⟨

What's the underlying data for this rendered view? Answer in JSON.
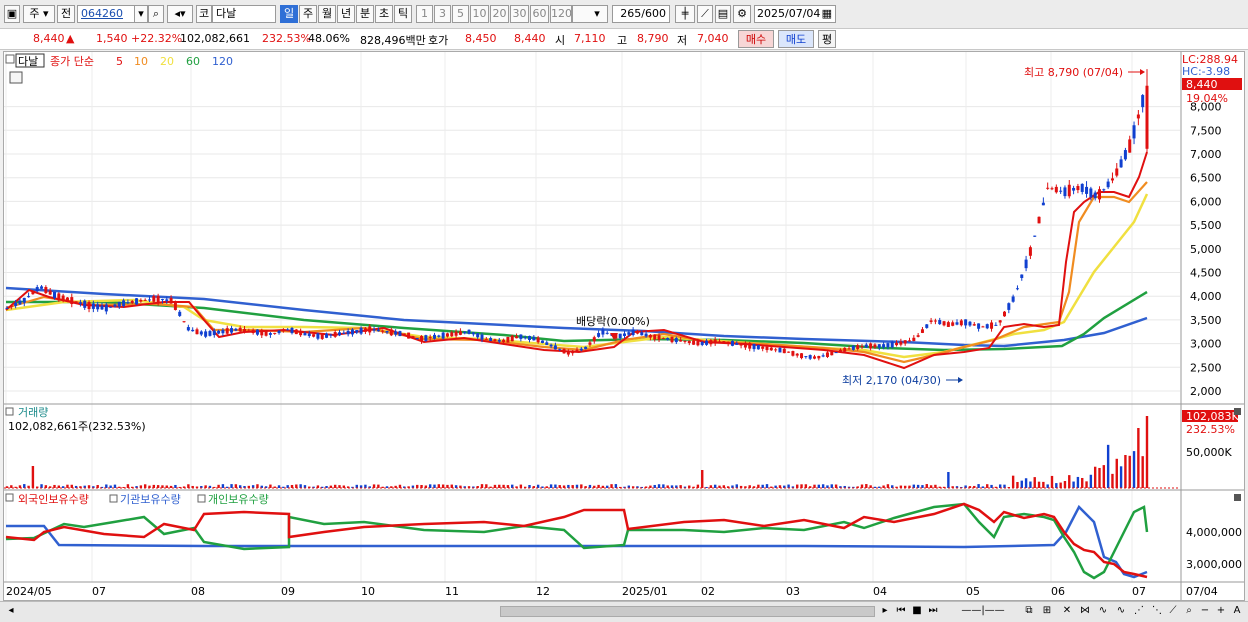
{
  "toolbar": {
    "type_label": "주",
    "prefix_label": "전",
    "code": "064260",
    "market_label": "코",
    "name": "다날",
    "periods": [
      "일",
      "주",
      "월",
      "년",
      "분",
      "초",
      "틱"
    ],
    "active_period": "일",
    "intervals": [
      "1",
      "3",
      "5",
      "10",
      "20",
      "30",
      "60",
      "120"
    ],
    "count_value": "265",
    "count_max": "/600",
    "date": "2025/07/04"
  },
  "quote": {
    "price": "8,440",
    "change": "1,540",
    "change_pct": "+22.32%",
    "volume": "102,082,661",
    "volume_ratio": "232.53%",
    "turnover": "48.06%",
    "amount": "828,496백만",
    "hoga_label": "호가",
    "ask": "8,450",
    "bid": "8,440",
    "open_label": "시",
    "open": "7,110",
    "high_label": "고",
    "high": "8,790",
    "low_label": "저",
    "low": "7,040",
    "buy_label": "매수",
    "sell_label": "매도",
    "avg_label": "평"
  },
  "price_panel": {
    "stock_tag": "다날",
    "ma_title": "종가 단순",
    "ma_periods": [
      "5",
      "10",
      "20",
      "60",
      "120"
    ],
    "ma_colors": [
      "#e01010",
      "#f08c20",
      "#f0e040",
      "#20a040",
      "#3060d0"
    ],
    "lc_label": "LC:288.94",
    "hc_label": "HC:-3.98",
    "current_price": "8,440",
    "current_pct": "19.04%",
    "y_ticks": [
      "8,000",
      "7,500",
      "7,000",
      "6,500",
      "6,000",
      "5,500",
      "5,000",
      "4,500",
      "4,000",
      "3,500",
      "3,000",
      "2,500",
      "2,000"
    ],
    "high_annotation": "최고 8,790 (07/04)",
    "low_annotation": "최저 2,170 (04/30)",
    "dividend_annotation": "배당락(0.00%)"
  },
  "volume_panel": {
    "title": "거래량",
    "value_text": "102,082,661주(232.53%)",
    "current": "102,083K",
    "current_pct": "232.53%",
    "y_ticks": [
      "50,000K"
    ]
  },
  "holding_panel": {
    "series": [
      {
        "name": "외국인보유수량",
        "color": "#e01010"
      },
      {
        "name": "기관보유수량",
        "color": "#3060d0"
      },
      {
        "name": "개인보유수량",
        "color": "#20a040"
      }
    ],
    "y_ticks": [
      "4,000,000",
      "3,000,000"
    ]
  },
  "x_axis": {
    "labels": [
      "2024/05",
      "07",
      "08",
      "09",
      "10",
      "11",
      "12",
      "2025/01",
      "02",
      "03",
      "04",
      "05",
      "06",
      "07"
    ],
    "right_label": "07/04"
  },
  "chart_data": {
    "type": "line",
    "title": "",
    "y_ticks": [
      8000,
      7500,
      7000,
      6500,
      6000,
      5500,
      5000,
      4500,
      4000,
      3500,
      3000,
      2500,
      2000
    ],
    "series": [
      {
        "name": "종가",
        "values": [
          3750,
          3900,
          4200,
          4000,
          3900,
          3800,
          3750,
          3850,
          3900,
          3950,
          3900,
          3300,
          3200,
          3250,
          3300,
          3250,
          3200,
          3300,
          3200,
          3150,
          3200,
          3250,
          3300,
          3250,
          3200,
          3100,
          3150,
          3200,
          3250,
          3100,
          3050,
          3150,
          3100,
          2950,
          2800,
          2900,
          3250,
          3150,
          3250,
          3150,
          3100,
          3050,
          3000,
          3050,
          3000,
          2950,
          2900,
          2850,
          2750,
          2700,
          2800,
          2900,
          2950,
          2950,
          3000,
          3100,
          3500,
          3400,
          3450,
          3350,
          3400,
          4000,
          5000,
          6300,
          6200,
          6300,
          6100,
          6500,
          7200,
          8440
        ]
      }
    ],
    "extremes": {
      "high": 8790,
      "high_date": "07/04",
      "low": 2170,
      "low_date": "04/30"
    },
    "x_labels": [
      "2024/05",
      "07",
      "08",
      "09",
      "10",
      "11",
      "12",
      "2025/01",
      "02",
      "03",
      "04",
      "05",
      "06",
      "07"
    ]
  }
}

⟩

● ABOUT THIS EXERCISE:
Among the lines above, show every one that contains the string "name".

● ANSWER AREA:
    "name": "다날",
        "name": "외국인보유수량",
        "name": "기관보유수량",
        "name": "개인보유수량",
        "name": "종가",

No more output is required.